The reality is that there wouldn’t have been a dime’s worth of difference between Yellen’s and Summers’ monetary policy. No matter who is at the top, the conduct of monetary policy will be largely unchanged: large-scale money printing to bail out big banks. There may be some fiddling around the edges, but any monetary policy changes will be in style only, not in substance.

Yellen, like Bernanke, Summers, and everyone else within the Fed’s orbit, believes in Keynesian economics. To economists of Yellen’s persuasion, the solution to recession is to stimulate spending by creating more money. Wall Street need not worry about tapering of the Fed’s massive program of quantitative easing under Yellen’s reign. If anything, the Fed’s trillion dollars of yearly money creation may even increase.

What is obvious to most people not captured by the system is that the Fed’s loose monetary policy was the root cause of the current financial crisis. Just like the Great Depression, the stagflation of the 1970s, and every other recession of the past century, the current crisis resulted from the creation of money and credit by the Federal Reserve, which led to unsustainable economic booms.

Rather than allowing the malinvestments and bad debts caused by its money creation to liquidate, the Fed continually tries to prop them up. It pumps more and more money into the system, piling debt on top of debt on top of debt. Yellen will continue along those lines, and she might even end up being Ben Bernanke on steroids.

To Yellen, the booms and bust of the business cycle are random, unforeseen events that take place just because. The possibility that the Fed itself could be responsible for the booms and busts of the business cycle would never enter her head. Nor would such thoughts cross the minds of the hundreds of economists employed by the Fed. They will continue to think the same way they have for decades, interpreting economic data and market performance through the same distorted Keynesian lens, and advocating for the same flawed policies over and over.

As a result, the American people will continue to suffer decreases in the purchasing power of the dollar and a diminished standard of living. The phony recovery we find ourselves in is only due to the Fed’s easy money policies. But the Fed cannot continue to purchase trillions of dollars of assets forever. Quantitative easing must end sometime, and at that point the economy will face the prospect of rising interest rates, mountains of bad debt and malinvested resources, and a Federal Reserve which holds several trillion dollars of worthless bonds.
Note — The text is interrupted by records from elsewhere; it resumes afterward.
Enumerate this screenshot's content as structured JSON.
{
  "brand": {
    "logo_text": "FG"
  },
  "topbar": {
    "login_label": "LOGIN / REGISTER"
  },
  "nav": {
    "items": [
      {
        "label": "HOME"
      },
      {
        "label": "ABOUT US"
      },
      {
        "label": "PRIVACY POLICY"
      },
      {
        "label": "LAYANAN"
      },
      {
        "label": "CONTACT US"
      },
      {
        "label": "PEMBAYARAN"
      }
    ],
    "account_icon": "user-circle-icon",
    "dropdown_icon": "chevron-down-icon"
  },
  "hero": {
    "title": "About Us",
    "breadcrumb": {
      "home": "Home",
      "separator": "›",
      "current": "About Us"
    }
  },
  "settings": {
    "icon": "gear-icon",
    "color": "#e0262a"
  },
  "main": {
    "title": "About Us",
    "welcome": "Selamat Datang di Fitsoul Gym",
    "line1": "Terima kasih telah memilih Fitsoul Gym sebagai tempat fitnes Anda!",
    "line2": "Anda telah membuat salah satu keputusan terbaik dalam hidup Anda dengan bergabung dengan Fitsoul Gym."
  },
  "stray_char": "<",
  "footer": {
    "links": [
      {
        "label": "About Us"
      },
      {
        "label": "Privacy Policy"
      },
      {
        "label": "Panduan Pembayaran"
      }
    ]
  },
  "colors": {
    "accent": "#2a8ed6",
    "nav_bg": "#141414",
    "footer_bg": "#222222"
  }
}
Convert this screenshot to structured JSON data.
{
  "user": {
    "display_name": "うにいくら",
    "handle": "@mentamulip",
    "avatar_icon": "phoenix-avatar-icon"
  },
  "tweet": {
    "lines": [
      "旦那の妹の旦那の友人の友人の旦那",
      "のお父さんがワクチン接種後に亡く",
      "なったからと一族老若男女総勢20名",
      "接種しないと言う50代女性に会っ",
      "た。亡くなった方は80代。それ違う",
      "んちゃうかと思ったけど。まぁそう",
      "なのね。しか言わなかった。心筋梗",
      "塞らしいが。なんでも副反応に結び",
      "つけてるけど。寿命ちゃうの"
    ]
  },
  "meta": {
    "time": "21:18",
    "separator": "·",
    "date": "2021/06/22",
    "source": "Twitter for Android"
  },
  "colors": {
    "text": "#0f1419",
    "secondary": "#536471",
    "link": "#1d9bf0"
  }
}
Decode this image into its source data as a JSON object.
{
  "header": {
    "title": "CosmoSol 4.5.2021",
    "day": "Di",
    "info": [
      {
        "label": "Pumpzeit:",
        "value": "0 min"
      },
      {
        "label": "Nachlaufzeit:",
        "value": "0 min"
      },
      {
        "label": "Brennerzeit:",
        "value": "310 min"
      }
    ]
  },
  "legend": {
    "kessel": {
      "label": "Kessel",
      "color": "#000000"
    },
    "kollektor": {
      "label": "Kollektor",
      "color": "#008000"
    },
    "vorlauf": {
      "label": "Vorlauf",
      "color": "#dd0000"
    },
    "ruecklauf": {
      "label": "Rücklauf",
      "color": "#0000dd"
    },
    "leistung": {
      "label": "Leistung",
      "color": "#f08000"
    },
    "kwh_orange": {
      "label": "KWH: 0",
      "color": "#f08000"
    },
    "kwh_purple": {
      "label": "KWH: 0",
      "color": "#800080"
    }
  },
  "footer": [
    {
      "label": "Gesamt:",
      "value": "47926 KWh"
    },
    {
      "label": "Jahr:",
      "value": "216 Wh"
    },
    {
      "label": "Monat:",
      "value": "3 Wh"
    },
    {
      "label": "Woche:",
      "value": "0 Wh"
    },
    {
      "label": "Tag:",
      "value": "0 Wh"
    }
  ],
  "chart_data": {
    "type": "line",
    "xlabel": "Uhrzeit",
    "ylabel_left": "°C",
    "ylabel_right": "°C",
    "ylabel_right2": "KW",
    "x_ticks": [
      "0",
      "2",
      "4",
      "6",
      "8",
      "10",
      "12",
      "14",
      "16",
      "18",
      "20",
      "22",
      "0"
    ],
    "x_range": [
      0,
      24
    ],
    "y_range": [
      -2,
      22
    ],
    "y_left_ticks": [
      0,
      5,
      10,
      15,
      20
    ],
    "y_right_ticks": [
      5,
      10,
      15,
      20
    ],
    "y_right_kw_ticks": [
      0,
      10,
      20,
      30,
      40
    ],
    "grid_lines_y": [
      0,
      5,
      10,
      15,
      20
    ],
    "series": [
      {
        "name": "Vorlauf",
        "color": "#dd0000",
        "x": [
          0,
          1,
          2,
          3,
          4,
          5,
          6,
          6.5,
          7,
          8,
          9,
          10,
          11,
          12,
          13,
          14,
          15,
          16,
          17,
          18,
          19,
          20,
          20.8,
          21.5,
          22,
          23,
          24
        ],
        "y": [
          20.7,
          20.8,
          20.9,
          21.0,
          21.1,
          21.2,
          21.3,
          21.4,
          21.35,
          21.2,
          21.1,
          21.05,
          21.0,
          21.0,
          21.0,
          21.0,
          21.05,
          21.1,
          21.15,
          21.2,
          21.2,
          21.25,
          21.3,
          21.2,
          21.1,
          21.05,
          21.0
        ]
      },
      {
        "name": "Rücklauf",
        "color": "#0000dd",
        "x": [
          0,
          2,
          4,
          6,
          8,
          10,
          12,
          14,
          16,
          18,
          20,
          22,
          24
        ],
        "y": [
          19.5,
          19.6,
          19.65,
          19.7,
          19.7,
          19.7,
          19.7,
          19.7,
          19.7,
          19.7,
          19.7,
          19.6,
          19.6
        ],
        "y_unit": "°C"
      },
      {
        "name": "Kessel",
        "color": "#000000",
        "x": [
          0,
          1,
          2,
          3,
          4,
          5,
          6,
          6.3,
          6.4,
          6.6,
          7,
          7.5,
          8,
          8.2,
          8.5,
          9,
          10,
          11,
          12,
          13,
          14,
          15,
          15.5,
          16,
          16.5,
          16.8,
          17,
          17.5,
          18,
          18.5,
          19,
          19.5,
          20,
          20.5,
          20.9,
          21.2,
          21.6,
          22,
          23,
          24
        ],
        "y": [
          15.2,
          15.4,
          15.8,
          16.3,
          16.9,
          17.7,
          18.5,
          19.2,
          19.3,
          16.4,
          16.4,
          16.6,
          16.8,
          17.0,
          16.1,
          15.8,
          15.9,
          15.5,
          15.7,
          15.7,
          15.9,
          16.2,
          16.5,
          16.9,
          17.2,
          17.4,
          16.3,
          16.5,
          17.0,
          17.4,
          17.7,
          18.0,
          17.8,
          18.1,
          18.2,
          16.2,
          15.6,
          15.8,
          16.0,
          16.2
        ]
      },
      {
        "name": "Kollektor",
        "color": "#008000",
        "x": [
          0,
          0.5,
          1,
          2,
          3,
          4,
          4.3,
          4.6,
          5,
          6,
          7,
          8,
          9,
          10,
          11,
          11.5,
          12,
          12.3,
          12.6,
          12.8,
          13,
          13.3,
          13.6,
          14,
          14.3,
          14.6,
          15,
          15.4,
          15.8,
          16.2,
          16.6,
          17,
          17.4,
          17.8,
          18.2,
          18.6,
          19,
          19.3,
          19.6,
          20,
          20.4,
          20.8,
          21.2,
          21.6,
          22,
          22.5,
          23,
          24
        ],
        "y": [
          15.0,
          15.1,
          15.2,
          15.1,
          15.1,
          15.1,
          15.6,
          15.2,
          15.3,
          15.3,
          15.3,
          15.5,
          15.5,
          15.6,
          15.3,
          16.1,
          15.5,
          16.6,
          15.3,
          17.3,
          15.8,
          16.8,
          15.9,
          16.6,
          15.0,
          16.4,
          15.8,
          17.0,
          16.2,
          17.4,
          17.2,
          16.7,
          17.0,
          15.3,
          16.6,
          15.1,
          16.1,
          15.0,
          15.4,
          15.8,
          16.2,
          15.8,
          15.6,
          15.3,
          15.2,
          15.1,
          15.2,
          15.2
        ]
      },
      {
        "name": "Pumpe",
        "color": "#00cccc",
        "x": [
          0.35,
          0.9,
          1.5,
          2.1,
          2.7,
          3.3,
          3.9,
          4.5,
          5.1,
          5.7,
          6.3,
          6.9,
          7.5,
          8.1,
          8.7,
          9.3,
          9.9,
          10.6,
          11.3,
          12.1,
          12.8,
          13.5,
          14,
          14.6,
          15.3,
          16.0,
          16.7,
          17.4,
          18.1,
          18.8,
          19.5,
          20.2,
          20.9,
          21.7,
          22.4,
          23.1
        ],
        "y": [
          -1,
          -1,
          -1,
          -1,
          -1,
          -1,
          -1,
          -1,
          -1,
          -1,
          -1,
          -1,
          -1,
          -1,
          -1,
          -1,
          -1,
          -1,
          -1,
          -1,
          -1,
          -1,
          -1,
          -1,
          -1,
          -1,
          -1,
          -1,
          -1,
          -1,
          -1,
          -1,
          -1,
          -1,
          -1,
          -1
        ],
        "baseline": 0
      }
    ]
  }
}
The future of the US economy with Chairman Yellen at the helm is grim indeed, which provides all the more reason to end our system of central economic planning by getting rid of the Federal Reserve entirely. Ripping off the bandage may hurt some in the short run, but in the long term everyone will be better off. Anyway, most of this pain will be borne by the politicians, big banks, and other special interests who profit from the current system. Ending this current system of crony capitalism and moving to sound money and free markets is the only way to return to economic prosperity and a vibrant middle class.

Ron Paul, MD, is a former three-time Republican candidate for U. S. President and Congressman from Texas.

This article is reprinted with permission from the Ron Paul Institute for Peace and Prosperity.